• _ACTIVITY_: An exact copy of every record is needed, with all pictures omitted.

• _DATA FOR THIS EXERCISE_:
-----

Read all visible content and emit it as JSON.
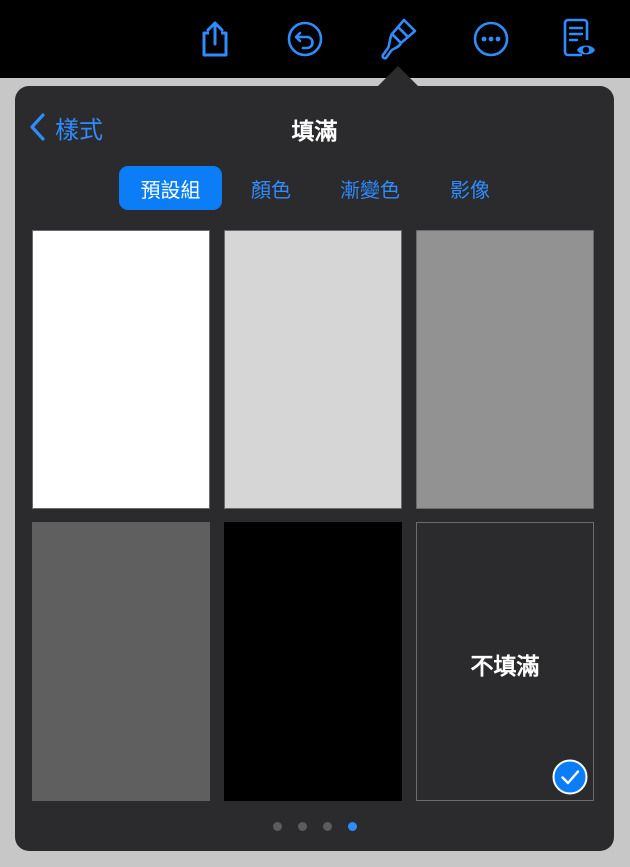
{
  "toolbar": {
    "icons": [
      "share-icon",
      "undo-icon",
      "paintbrush-icon",
      "more-icon",
      "reader-view-icon"
    ],
    "accent_color": "#2f8cff"
  },
  "popover": {
    "back_label": "樣式",
    "title": "填滿",
    "segments": [
      "預設組",
      "顏色",
      "漸變色",
      "影像"
    ],
    "active_segment": "預設組",
    "swatches": [
      {
        "color": "#ffffff"
      },
      {
        "color": "#d6d6d6"
      },
      {
        "color": "#929292"
      },
      {
        "color": "#5f5f5f"
      },
      {
        "color": "#000000"
      },
      {
        "color": "#2b2b2d",
        "label": "不填滿",
        "selected": true
      }
    ],
    "page_count": 4,
    "current_page": 4
  }
}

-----

• _ANSWER BOX_:
Read all visible content and emit it as JSON.
{
  "toolbar": {
    "icons": [
      "share-icon",
      "undo-icon",
      "paintbrush-icon",
      "more-icon",
      "reader-view-icon"
    ],
    "accent_color": "#2f8cff"
  },
  "popover": {
    "back_label": "樣式",
    "title": "填滿",
    "segments": [
      "預設組",
      "顏色",
      "漸變色",
      "影像"
    ],
    "active_segment": "預設組",
    "swatches": [
      {
        "color": "#ffffff"
      },
      {
        "color": "#d6d6d6"
      },
      {
        "color": "#929292"
      },
      {
        "color": "#5f5f5f"
      },
      {
        "color": "#000000"
      },
      {
        "color": "#2b2b2d",
        "label": "不填滿",
        "selected": true
      }
    ],
    "page_count": 4,
    "current_page": 4
  }
}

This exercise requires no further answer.